These artists use their talents in unexpected and innovative ways, creating stronger relationships with their fan base using modern technology, social media, and other creative connections.
Last year, the Seattle hip-hop duo teamed up with YouTube to offer 200 lucky winners (and, consequently, the rest of the globe) a chance to watch them perform at the video-sharing site's headquarters in NYC. The concert was streamed live on Dec 12th and, a little over a month later, their single 'Thrift Shop' became the second ever independent record to hit number 1 on the Billboard Top 200.
Amanda Palmer raised an unprecedented $1,000,000 on Kickstarter. Funding a new album and an accompanying art book, as well as a tour, Palmer claims her success is simply proof that the fundraising platform is the 'future of music for major-label refugees' to continue to create.
The Swedish house DJ presented his fans with a challenge: download a pre-selected chord progression, pitch and key... and then do whatever you want with it. Avicci's hope is to gather all of the fan mixed material to be compiled into an Avicii + You track that will debut on Feb 26th.

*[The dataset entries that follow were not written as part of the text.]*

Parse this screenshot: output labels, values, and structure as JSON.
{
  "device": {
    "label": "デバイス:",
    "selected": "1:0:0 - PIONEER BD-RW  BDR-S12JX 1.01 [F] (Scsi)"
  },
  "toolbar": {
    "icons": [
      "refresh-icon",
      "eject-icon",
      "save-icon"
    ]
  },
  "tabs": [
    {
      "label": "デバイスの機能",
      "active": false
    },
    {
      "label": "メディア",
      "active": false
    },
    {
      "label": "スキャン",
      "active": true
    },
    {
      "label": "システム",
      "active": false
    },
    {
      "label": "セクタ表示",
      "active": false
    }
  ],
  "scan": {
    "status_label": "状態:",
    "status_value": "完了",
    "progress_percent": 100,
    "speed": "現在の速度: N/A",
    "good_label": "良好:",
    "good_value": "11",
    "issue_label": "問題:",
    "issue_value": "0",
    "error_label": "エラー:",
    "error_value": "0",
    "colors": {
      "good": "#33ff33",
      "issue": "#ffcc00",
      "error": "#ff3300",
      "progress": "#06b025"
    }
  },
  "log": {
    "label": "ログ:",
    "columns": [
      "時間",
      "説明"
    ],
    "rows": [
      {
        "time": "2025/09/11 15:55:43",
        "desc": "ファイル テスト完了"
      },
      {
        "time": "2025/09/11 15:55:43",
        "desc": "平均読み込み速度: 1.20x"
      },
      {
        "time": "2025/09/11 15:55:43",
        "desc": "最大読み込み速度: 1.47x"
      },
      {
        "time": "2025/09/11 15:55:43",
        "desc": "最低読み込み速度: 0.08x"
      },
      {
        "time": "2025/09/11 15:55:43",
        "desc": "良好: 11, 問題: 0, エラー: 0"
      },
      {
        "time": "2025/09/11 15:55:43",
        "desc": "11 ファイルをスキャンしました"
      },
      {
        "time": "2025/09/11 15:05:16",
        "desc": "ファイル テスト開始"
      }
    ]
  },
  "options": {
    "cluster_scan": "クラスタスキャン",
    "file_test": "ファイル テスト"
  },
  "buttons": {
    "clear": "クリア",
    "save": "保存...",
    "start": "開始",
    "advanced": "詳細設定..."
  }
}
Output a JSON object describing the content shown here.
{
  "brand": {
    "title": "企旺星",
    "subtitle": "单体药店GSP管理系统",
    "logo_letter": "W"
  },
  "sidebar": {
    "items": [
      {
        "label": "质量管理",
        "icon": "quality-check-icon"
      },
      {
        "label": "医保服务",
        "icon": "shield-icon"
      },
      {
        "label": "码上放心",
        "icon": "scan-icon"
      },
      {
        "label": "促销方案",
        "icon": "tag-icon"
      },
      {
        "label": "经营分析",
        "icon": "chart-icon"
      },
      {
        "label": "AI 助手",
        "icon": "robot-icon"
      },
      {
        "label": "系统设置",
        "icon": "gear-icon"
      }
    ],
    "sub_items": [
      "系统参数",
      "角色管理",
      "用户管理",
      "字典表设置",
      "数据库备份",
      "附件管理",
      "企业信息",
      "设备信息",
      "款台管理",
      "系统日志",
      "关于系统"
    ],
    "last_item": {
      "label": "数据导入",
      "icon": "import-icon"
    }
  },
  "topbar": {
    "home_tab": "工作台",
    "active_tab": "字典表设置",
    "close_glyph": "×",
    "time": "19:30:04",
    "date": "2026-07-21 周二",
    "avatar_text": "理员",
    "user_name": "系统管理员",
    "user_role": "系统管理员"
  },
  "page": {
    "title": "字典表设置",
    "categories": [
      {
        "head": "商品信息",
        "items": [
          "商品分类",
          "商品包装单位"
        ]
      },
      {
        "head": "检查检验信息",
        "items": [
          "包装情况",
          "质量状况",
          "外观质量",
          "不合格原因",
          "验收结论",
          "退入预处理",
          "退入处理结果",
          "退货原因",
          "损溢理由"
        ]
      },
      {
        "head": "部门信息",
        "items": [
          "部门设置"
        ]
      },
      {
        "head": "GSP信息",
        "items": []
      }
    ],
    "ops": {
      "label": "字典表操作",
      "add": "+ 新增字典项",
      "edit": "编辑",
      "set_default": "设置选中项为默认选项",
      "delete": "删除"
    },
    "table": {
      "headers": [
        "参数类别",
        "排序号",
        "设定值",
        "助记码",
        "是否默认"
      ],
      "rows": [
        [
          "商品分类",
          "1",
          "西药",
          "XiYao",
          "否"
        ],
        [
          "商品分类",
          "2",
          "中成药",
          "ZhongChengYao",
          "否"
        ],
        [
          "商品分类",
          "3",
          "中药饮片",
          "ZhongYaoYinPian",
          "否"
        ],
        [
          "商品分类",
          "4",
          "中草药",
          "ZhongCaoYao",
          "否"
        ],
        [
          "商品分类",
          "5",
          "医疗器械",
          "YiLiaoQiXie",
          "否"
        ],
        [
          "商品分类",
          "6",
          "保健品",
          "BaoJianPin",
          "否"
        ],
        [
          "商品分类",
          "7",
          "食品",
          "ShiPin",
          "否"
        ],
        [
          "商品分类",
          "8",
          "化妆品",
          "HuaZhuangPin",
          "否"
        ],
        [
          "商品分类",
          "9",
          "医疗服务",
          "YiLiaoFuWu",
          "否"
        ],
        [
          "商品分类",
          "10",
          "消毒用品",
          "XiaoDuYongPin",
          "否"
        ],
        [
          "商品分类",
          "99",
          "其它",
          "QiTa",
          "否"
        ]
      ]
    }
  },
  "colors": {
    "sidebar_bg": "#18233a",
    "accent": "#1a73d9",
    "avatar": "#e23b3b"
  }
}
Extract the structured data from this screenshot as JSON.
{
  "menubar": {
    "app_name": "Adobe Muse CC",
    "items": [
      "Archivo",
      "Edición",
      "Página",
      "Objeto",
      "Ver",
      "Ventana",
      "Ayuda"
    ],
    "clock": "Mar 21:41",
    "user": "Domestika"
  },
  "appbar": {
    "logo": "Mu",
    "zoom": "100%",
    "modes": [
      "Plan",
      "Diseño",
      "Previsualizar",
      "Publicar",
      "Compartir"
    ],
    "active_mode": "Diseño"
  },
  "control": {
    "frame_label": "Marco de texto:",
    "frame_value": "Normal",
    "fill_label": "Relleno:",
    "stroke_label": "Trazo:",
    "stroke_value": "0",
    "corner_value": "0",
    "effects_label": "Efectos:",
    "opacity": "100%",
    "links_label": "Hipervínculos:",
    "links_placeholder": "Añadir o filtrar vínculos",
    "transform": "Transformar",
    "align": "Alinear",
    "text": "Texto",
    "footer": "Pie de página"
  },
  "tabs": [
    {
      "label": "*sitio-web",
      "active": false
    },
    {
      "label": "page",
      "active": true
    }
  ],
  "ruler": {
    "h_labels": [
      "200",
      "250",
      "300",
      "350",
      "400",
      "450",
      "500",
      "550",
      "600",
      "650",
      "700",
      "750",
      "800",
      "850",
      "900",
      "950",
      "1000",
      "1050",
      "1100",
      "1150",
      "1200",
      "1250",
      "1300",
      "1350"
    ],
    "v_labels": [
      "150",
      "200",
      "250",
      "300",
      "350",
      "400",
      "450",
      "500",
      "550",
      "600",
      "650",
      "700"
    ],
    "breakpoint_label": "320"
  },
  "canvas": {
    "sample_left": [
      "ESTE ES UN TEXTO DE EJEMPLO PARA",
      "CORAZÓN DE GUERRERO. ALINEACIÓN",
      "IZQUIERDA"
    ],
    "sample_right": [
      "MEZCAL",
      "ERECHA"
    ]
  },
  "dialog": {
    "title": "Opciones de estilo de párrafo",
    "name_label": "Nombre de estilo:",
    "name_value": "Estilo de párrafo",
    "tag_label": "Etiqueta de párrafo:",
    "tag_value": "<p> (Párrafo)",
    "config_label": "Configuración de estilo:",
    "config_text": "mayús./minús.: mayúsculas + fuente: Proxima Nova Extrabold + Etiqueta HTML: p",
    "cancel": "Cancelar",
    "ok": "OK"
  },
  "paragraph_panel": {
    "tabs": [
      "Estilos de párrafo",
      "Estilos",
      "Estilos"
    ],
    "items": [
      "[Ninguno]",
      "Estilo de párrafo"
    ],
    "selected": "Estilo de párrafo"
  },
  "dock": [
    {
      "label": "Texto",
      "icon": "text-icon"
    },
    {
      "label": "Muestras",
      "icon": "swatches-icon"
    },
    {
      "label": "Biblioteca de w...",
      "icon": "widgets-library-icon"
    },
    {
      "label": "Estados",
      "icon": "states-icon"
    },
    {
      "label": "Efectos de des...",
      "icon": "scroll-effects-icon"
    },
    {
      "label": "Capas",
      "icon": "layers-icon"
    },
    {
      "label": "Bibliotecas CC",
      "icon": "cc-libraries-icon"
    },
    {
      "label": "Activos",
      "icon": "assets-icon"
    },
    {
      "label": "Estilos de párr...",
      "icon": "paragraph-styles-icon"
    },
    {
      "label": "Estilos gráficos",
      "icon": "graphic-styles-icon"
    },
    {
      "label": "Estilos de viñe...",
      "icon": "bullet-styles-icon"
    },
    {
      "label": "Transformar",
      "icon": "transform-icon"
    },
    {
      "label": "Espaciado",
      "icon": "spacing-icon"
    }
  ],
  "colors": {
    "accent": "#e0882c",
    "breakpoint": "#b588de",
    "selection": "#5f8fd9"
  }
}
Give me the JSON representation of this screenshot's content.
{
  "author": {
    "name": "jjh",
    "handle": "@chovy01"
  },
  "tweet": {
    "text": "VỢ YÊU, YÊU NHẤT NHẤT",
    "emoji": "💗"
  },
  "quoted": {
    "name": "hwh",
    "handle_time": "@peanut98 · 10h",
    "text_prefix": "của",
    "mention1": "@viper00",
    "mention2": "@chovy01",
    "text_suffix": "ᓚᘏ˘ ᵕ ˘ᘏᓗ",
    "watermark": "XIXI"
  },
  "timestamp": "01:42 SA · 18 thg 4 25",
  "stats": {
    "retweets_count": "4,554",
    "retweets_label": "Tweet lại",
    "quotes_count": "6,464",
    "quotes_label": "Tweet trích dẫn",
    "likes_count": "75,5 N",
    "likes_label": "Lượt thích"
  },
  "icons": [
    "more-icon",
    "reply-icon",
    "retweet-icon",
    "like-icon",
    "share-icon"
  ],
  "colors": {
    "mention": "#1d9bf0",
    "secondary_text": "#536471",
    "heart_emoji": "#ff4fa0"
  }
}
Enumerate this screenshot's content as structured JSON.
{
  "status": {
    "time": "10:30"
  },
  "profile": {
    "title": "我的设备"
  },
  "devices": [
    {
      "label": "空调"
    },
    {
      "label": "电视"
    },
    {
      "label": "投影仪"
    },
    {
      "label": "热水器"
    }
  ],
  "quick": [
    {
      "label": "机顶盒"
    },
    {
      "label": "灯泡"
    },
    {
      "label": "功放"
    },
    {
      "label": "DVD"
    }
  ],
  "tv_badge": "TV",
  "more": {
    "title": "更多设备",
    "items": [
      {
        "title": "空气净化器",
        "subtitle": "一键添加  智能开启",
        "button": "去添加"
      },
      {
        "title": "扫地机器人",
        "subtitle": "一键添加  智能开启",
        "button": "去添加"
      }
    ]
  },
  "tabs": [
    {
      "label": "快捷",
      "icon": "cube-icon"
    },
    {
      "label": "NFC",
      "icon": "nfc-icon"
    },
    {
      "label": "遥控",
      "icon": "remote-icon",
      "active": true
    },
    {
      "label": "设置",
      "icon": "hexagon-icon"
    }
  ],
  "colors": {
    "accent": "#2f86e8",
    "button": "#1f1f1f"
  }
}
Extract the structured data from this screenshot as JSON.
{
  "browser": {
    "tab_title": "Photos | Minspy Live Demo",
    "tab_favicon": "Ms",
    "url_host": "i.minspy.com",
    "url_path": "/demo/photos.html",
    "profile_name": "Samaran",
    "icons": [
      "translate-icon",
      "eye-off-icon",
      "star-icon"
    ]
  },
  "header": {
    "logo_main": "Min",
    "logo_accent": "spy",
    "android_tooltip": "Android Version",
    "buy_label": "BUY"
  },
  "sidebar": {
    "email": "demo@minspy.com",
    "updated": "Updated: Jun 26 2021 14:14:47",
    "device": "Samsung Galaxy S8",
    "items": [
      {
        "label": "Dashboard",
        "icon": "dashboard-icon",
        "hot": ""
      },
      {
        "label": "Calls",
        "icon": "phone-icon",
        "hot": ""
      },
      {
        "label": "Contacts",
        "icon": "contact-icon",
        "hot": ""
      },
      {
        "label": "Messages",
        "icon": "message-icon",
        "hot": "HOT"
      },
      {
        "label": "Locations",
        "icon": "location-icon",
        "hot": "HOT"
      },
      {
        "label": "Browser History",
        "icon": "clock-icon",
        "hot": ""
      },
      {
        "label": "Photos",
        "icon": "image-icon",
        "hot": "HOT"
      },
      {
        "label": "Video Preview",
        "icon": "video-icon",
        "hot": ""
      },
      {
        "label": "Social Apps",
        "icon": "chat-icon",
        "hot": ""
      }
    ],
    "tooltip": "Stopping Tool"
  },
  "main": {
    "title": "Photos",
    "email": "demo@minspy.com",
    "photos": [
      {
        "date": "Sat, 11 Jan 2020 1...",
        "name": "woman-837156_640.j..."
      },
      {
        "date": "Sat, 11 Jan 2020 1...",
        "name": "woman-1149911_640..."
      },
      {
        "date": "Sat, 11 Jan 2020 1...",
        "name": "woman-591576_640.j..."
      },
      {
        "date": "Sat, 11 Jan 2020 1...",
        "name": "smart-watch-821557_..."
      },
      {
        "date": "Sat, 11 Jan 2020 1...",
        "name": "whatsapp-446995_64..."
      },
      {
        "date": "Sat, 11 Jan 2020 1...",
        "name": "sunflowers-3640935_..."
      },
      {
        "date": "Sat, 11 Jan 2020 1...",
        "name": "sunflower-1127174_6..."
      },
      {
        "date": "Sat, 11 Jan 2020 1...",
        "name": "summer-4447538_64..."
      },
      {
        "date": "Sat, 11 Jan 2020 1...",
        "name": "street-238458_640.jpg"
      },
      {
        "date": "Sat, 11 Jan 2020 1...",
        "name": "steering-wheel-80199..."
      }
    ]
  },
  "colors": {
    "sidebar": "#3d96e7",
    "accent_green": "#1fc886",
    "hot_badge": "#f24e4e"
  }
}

The brilliant Baltimore based electronic musician built a (free!) app that turns your phone into an interactive tool to be used at Deacon's concerts. Your screen becomes a light show, your speaker, an instrument, and your LED, a strobe, all connecting with Deacon's sound board through sonic prompts. Allowing concert goers to become part of the show.
During one of his production sessions streamed live on the internet, Deadmau5 is hit up via Twitter by a fan who had spontaneously recorded vocals. Struck by the sound of it, Deadmau5 jumps at the chance to use it and, with everyone watching, calls up the fan, orchestrates a delivery, and creates a song that is both bumping and meaningful.
When the rocker was prepping to release his debut solo album 'Blunderbuss' this year, White experimented with an unconventional way of releasing the first single. Tying the disc to large helium balloons and releasing them in to the sky above Nashville was an experiment in "nontraditional forms of record distribution and a way to get [it] into the hands of people who don't visit record shops."
For the indie-pop bandâs sophomore debut, the boys of The xx tried something that can best be described as "mapping viral marketing as a way of viral marketing." Releasing the album to a single listener via a web app, they tracked the file being shared around the world, spreading from a sole starting point.